What is needed here is an exact printout of the data, with no pictures included.

——

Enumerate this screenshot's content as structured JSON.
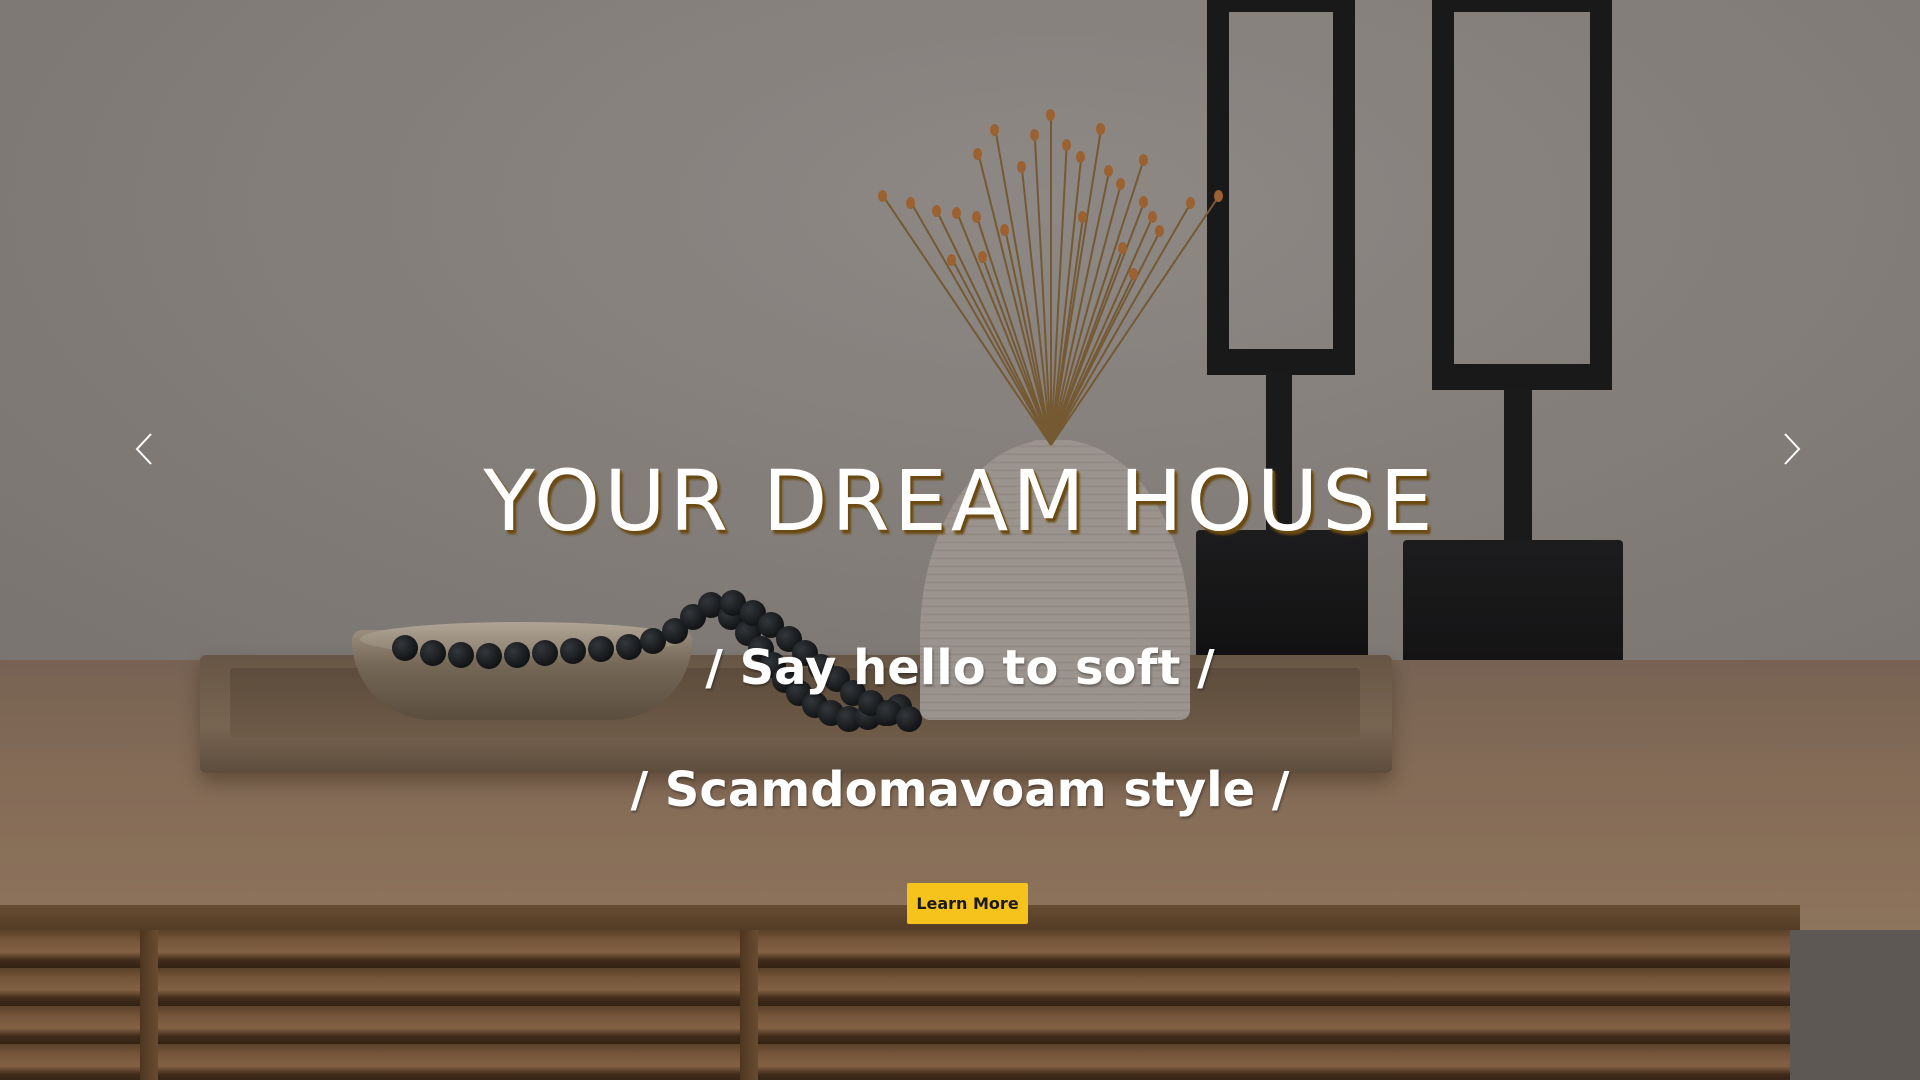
{
  "hero": {
    "title": "YOUR DREAM HOUSE",
    "subtitle_1": "/ Say hello to soft /",
    "subtitle_2": "/ Scamdomavoam style /",
    "cta_label": "Learn More"
  },
  "carousel": {
    "prev_icon": "chevron-left-icon",
    "next_icon": "chevron-right-icon"
  },
  "colors": {
    "accent": "#f6c21c",
    "title_shadow": "#8b6215",
    "text": "#ffffff"
  }
}
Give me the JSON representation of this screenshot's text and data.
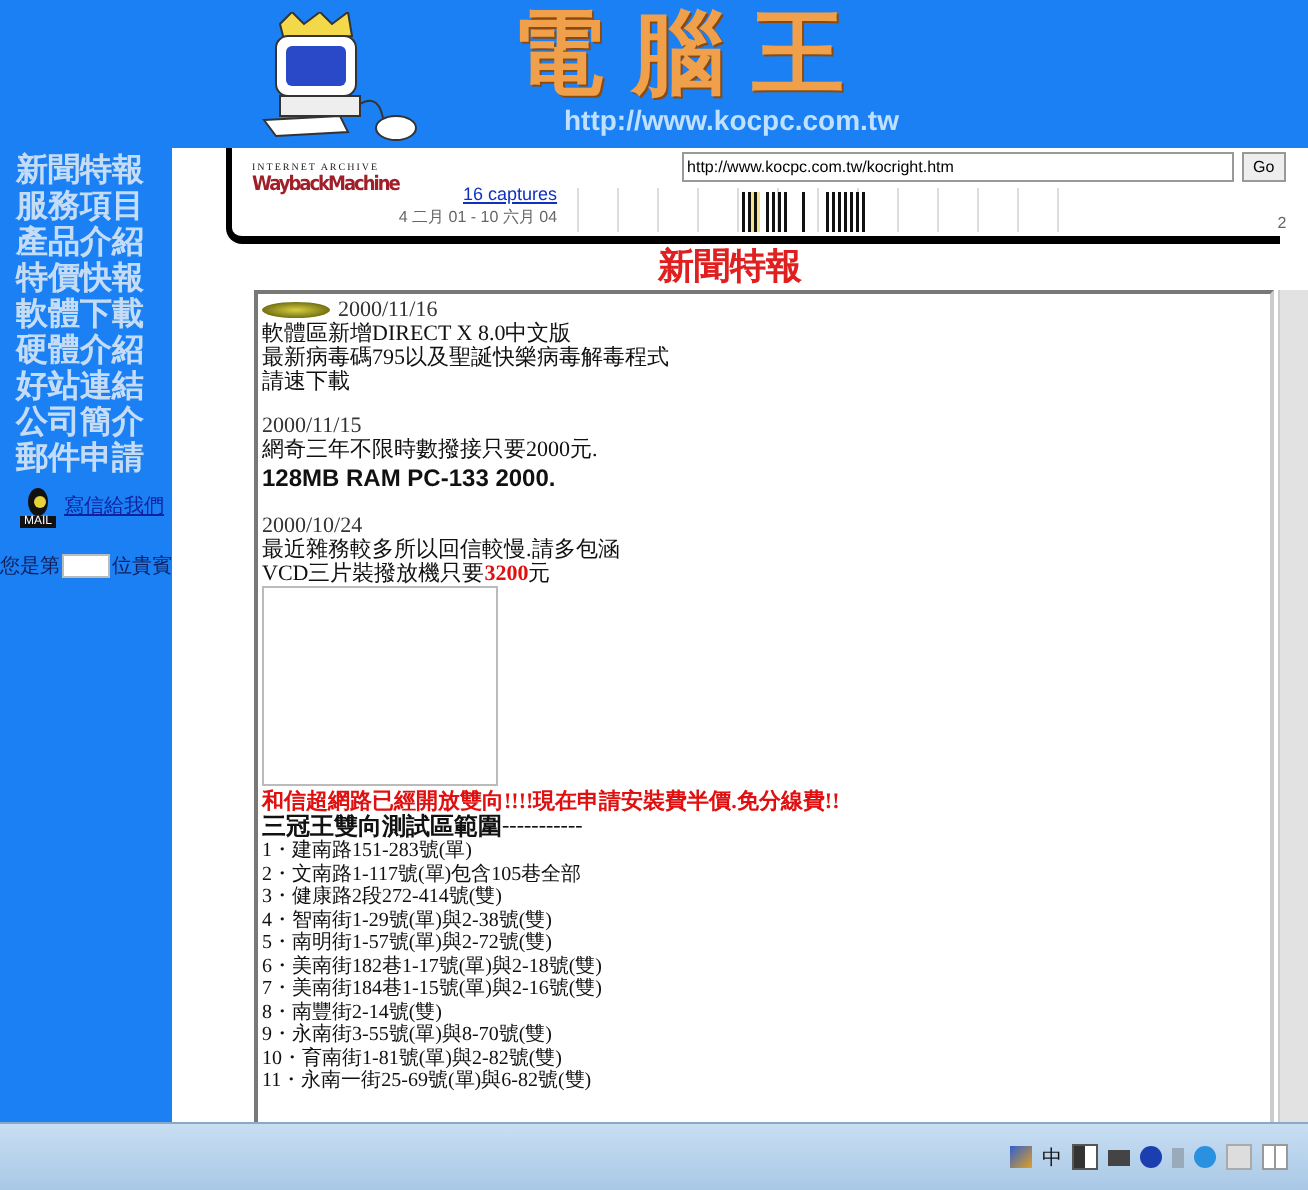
{
  "banner": {
    "title": "電腦王",
    "url": "http://www.kocpc.com.tw"
  },
  "sidebar": {
    "items": [
      {
        "label": "新聞特報"
      },
      {
        "label": "服務項目"
      },
      {
        "label": "產品介紹"
      },
      {
        "label": "特價快報"
      },
      {
        "label": "軟體下載"
      },
      {
        "label": "硬體介紹"
      },
      {
        "label": "好站連結"
      },
      {
        "label": "公司簡介"
      },
      {
        "label": "郵件申請"
      }
    ],
    "mail_badge": "MAIL",
    "mail_link": "寫信給我們",
    "counter_before": "您是第",
    "counter_after": "位貴賓"
  },
  "wayback": {
    "brand_top": "INTERNET ARCHIVE",
    "brand": "WaybackMachine",
    "url": "http://www.kocpc.com.tw/kocright.htm",
    "go": "Go",
    "captures": "16 captures",
    "range": "4 二月 01 - 10 六月 04",
    "edge": "2"
  },
  "page_title": "新聞特報",
  "news": [
    {
      "date": "2000/11/16",
      "lines": [
        "軟體區新增DIRECT X 8.0中文版",
        "最新病毒碼795以及聖誕快樂病毒解毒程式",
        "請速下載"
      ]
    },
    {
      "date": "2000/11/15",
      "lines": [
        "網奇三年不限時數撥接只要2000元."
      ],
      "highlight": "128MB RAM PC-133 2000."
    },
    {
      "date": "2000/10/24",
      "lines": [
        "最近雜務較多所以回信較慢.請多包涵",
        "VCD三片裝撥放機只要**3200**元"
      ]
    }
  ],
  "announcement": "和信超網路已經開放雙向!!!!現在申請安裝費半價.免分線費!!",
  "area_title": "三冠王雙向測試區範圍",
  "area_rule": "-----------",
  "areas": [
    "1・建南路151-283號(單)",
    "2・文南路1-117號(單)包含105巷全部",
    "3・健康路2段272-414號(雙)",
    "4・智南街1-29號(單)與2-38號(雙)",
    "5・南明街1-57號(單)與2-72號(雙)",
    "6・美南街182巷1-17號(單)與2-18號(雙)",
    "7・美南街184巷1-15號(單)與2-16號(雙)",
    "8・南豐街2-14號(雙)",
    "9・永南街3-55號(單)與8-70號(雙)",
    "10・育南街1-81號(單)與2-82號(雙)",
    "11・永南一街25-69號(單)與6-82號(雙)"
  ],
  "tray": {
    "ime": "中"
  }
}
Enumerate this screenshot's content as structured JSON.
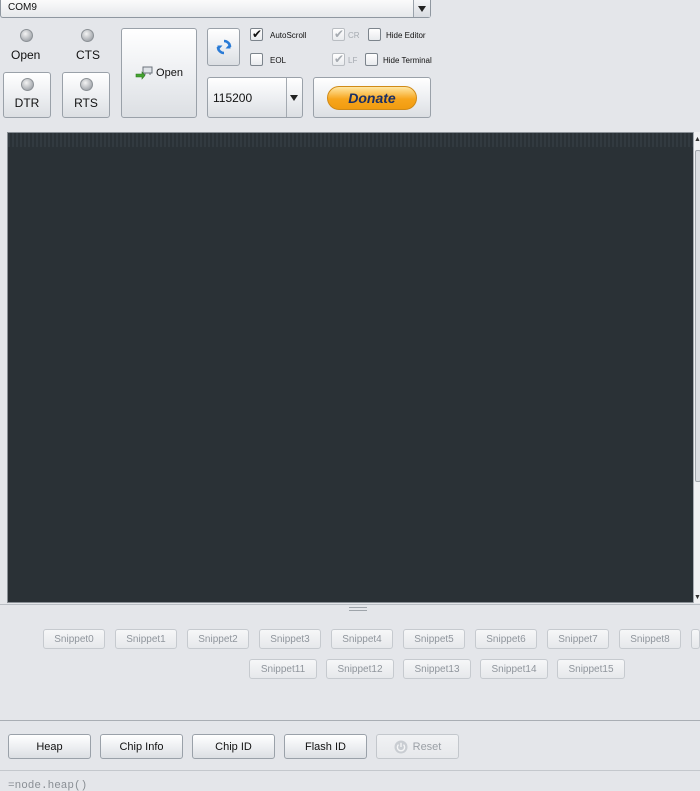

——

> _SOLVED EXERCISE_:
Enumerate this screenshot's content as structured JSON.
{
  "hero": {
    "title": "YOUR DREAM HOUSE",
    "subtitle_1": "/ Say hello to soft /",
    "subtitle_2": "/ Scamdomavoam style /",
    "cta_label": "Learn More"
  },
  "carousel": {
    "prev_icon": "chevron-left-icon",
    "next_icon": "chevron-right-icon"
  },
  "colors": {
    "accent": "#f6c21c",
    "title_shadow": "#8b6215",
    "text": "#ffffff"
  }
}
Give me the JSON representation of this screenshot's text and data.
{
  "banner": {
    "title": "電腦王",
    "url": "http://www.kocpc.com.tw"
  },
  "sidebar": {
    "items": [
      {
        "label": "新聞特報"
      },
      {
        "label": "服務項目"
      },
      {
        "label": "產品介紹"
      },
      {
        "label": "特價快報"
      },
      {
        "label": "軟體下載"
      },
      {
        "label": "硬體介紹"
      },
      {
        "label": "好站連結"
      },
      {
        "label": "公司簡介"
      },
      {
        "label": "郵件申請"
      }
    ],
    "mail_badge": "MAIL",
    "mail_link": "寫信給我們",
    "counter_before": "您是第",
    "counter_after": "位貴賓"
  },
  "wayback": {
    "brand_top": "INTERNET ARCHIVE",
    "brand": "WaybackMachine",
    "url": "http://www.kocpc.com.tw/kocright.htm",
    "go": "Go",
    "captures": "16 captures",
    "range": "4 二月 01 - 10 六月 04",
    "edge": "2"
  },
  "page_title": "新聞特報",
  "news": [
    {
      "date": "2000/11/16",
      "lines": [
        "軟體區新增DIRECT X 8.0中文版",
        "最新病毒碼795以及聖誕快樂病毒解毒程式",
        "請速下載"
      ]
    },
    {
      "date": "2000/11/15",
      "lines": [
        "網奇三年不限時數撥接只要2000元."
      ],
      "highlight": "128MB RAM PC-133 2000."
    },
    {
      "date": "2000/10/24",
      "lines": [
        "最近雜務較多所以回信較慢.請多包涵",
        "VCD三片裝撥放機只要**3200**元"
      ]
    }
  ],
  "announcement": "和信超網路已經開放雙向!!!!現在申請安裝費半價.免分線費!!",
  "area_title": "三冠王雙向測試區範圍",
  "area_rule": "-----------",
  "areas": [
    "1・建南路151-283號(單)",
    "2・文南路1-117號(單)包含105巷全部",
    "3・健康路2段272-414號(雙)",
    "4・智南街1-29號(單)與2-38號(雙)",
    "5・南明街1-57號(單)與2-72號(雙)",
    "6・美南街182巷1-17號(單)與2-18號(雙)",
    "7・美南街184巷1-15號(單)與2-16號(雙)",
    "8・南豐街2-14號(雙)",
    "9・永南街3-55號(單)與8-70號(雙)",
    "10・育南街1-81號(單)與2-82號(雙)",
    "11・永南一街25-69號(單)與6-82號(雙)"
  ],
  "tray": {
    "ime": "中"
  }
}
Enumerate this screenshot's content as structured JSON.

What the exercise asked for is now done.